The closing shots of this cinematic are of the orange Division circle, while voice over alludes to the agents of the Strategic Homeland Division, a sleeper organization designed to maintain continuity of the US government in the event of catastrophe. They are the light, the voice-over states—the only hope in re-establishing and maintaining the American way of life. It concludes wondering, if not for these US special forces, “who can save us?”

It seems absurd to think of all of this as “definitely not making any political statements” as creative director Terry Spier told Polygon. It’s blatantly political. Putting Tom Clancy’s name on the cover is political. Bringing in real world military and law enforcement tactical apparel and accessories company 5.11 Tactical is political. Having players press a button to marvel at the White House or collect the Declaration of Independence is political. Making a game about reestablishing the United States government in Washington D.C. is absolutely political. But what developers and marketers really mean is they don’t see what they’re doing as pushing an agenda; these are just “normal” beliefs that the majority of people hold. It’s just like how Modern Warfare 2 wasn’t “political” when it sent players to gun down “terrorists” in Pakistan eight years after 9/11. Despite very much maintaining and even advancing a political agenda, it supported the status quo’s needs and ideologies, and that was considered acceptable and normal (despite it being astoundingly gross).

According to the broader landscape of game creators and consumers, “normal” games can be apolitical. It’s those queer, socialist indies that push their agenda down the throats of white, cisgender, heterosexual, pro-capitalist gamers that are political.

If we listen to Ubisoft CEO Yves Guillemot, The Division 2 is working as intended. It’s making me think. “We want to put them in front of questions that they don’t always ask themselves automatically. We want players to listen to different opinions and to have their own opinions” he told The Guardian. But, even if I’m to accept that the designers of these games believe they’ve posed these questions, reasonably built up the arguments, and presented them equally (and they absolutely haven’t), I’ve already thought about these things. I can’t escape them. I understand that I exist at the whim of a government and society that has largely normalized an arbitrary dualism at the barrel of a gun.
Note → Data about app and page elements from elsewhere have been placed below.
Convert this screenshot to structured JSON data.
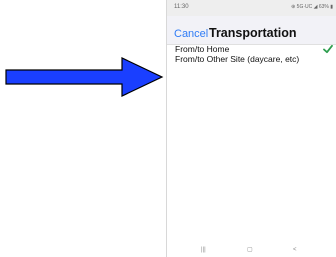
{
  "status_bar": {
    "time": "11:30",
    "right": "⊕ 5G·UC ◢ 63% ▮"
  },
  "header": {
    "cancel_label": "Cancel",
    "title": "Transportation"
  },
  "options": [
    {
      "label": "From/to Home",
      "selected": true
    },
    {
      "label": "From/to Other Site (daycare, etc)",
      "selected": false
    }
  ],
  "nav": {
    "recents": "|||",
    "home": "▢",
    "back": "<"
  },
  "colors": {
    "accent": "#2f7cf6",
    "check": "#2e9e4f",
    "arrow_fill": "#1a3fff"
  },
  "icons": [
    "right-arrow-icon",
    "check-icon"
  ]
}
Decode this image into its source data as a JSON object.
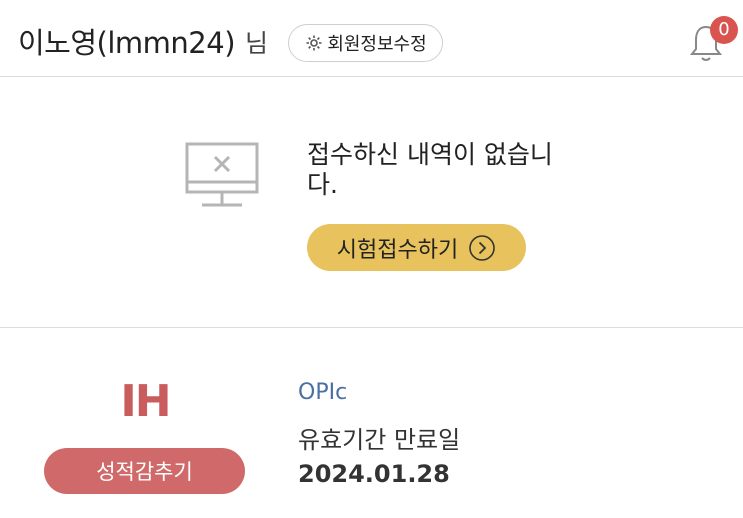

No matter how much the “Good Guys” look like a United Colors of Benetton advertisement, there’s no room for anyone who resists the Declaration of Independence, hellfire missiles as foreign policy, the need for strong borders, or what the “War on Drugs” really did to the world. The Division 2 wants me to engage with the belief that because I reject an imperialist, exceptionalist view of America as it currently exists, I’m no better than a Hyena. These just aren’t political conversations I need or want to have anymore. I’m here to tear down monuments to white supremacy, not rescue them.

I guess it’s fitting that the character creator sucks so much that I can’t even find myself in it.

Dia Lacina is a queer indigenous writer, photographer, and founding editor of, a monthly journal dedicated to microgenre work about games. She tweets too much at @dialacina.